What the task asks :: Whatever the records say, set them down exactly.

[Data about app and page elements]
_____

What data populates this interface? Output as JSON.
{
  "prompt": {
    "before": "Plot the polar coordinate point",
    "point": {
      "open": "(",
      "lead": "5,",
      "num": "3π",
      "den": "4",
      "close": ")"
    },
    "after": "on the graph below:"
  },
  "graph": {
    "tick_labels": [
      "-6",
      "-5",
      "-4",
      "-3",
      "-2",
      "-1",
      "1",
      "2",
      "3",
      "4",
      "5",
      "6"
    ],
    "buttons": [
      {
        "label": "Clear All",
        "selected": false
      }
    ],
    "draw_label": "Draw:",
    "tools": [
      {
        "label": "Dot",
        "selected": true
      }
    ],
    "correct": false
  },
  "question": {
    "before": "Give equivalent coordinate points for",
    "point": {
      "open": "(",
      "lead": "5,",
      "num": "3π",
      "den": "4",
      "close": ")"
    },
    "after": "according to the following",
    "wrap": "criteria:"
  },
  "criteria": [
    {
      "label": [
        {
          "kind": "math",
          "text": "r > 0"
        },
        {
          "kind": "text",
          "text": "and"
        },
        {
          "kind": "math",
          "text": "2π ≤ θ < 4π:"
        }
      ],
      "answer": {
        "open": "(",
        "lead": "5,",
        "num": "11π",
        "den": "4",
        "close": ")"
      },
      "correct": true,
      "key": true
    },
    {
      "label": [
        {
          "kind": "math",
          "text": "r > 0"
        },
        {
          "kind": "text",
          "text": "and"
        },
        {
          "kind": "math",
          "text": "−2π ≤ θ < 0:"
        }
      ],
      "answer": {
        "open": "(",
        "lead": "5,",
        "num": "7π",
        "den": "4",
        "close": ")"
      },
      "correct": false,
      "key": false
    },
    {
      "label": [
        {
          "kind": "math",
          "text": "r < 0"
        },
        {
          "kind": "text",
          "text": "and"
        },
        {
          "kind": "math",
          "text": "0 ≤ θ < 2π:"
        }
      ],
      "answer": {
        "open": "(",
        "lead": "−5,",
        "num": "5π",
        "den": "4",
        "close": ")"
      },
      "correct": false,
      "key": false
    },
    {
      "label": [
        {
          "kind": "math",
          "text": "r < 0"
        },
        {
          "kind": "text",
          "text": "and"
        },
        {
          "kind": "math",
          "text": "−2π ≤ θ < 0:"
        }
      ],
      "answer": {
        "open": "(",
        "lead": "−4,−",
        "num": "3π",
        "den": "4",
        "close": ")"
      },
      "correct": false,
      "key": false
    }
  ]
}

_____

Response to the task ::
What data populates this interface? Output as JSON.
{
  "prompt": {
    "before": "Plot the polar coordinate point",
    "point": {
      "open": "(",
      "lead": "5,",
      "num": "3π",
      "den": "4",
      "close": ")"
    },
    "after": "on the graph below:"
  },
  "graph": {
    "tick_labels": [
      "-6",
      "-5",
      "-4",
      "-3",
      "-2",
      "-1",
      "1",
      "2",
      "3",
      "4",
      "5",
      "6"
    ],
    "buttons": [
      {
        "label": "Clear All",
        "selected": false
      }
    ],
    "draw_label": "Draw:",
    "tools": [
      {
        "label": "Dot",
        "selected": true
      }
    ],
    "correct": false
  },
  "question": {
    "before": "Give equivalent coordinate points for",
    "point": {
      "open": "(",
      "lead": "5,",
      "num": "3π",
      "den": "4",
      "close": ")"
    },
    "after": "according to the following",
    "wrap": "criteria:"
  },
  "criteria": [
    {
      "label": [
        {
          "kind": "math",
          "text": "r > 0"
        },
        {
          "kind": "text",
          "text": "and"
        },
        {
          "kind": "math",
          "text": "2π ≤ θ < 4π:"
        }
      ],
      "answer": {
        "open": "(",
        "lead": "5,",
        "num": "11π",
        "den": "4",
        "close": ")"
      },
      "correct": true,
      "key": true
    },
    {
      "label": [
        {
          "kind": "math",
          "text": "r > 0"
        },
        {
          "kind": "text",
          "text": "and"
        },
        {
          "kind": "math",
          "text": "−2π ≤ θ < 0:"
        }
      ],
      "answer": {
        "open": "(",
        "lead": "5,",
        "num": "7π",
        "den": "4",
        "close": ")"
      },
      "correct": false,
      "key": false
    },
    {
      "label": [
        {
          "kind": "math",
          "text": "r < 0"
        },
        {
          "kind": "text",
          "text": "and"
        },
        {
          "kind": "math",
          "text": "0 ≤ θ < 2π:"
        }
      ],
      "answer": {
        "open": "(",
        "lead": "−5,",
        "num": "5π",
        "den": "4",
        "close": ")"
      },
      "correct": false,
      "key": false
    },
    {
      "label": [
        {
          "kind": "math",
          "text": "r < 0"
        },
        {
          "kind": "text",
          "text": "and"
        },
        {
          "kind": "math",
          "text": "−2π ≤ θ < 0:"
        }
      ],
      "answer": {
        "open": "(",
        "lead": "−4,−",
        "num": "3π",
        "den": "4",
        "close": ")"
      },
      "correct": false,
      "key": false
    }
  ]
}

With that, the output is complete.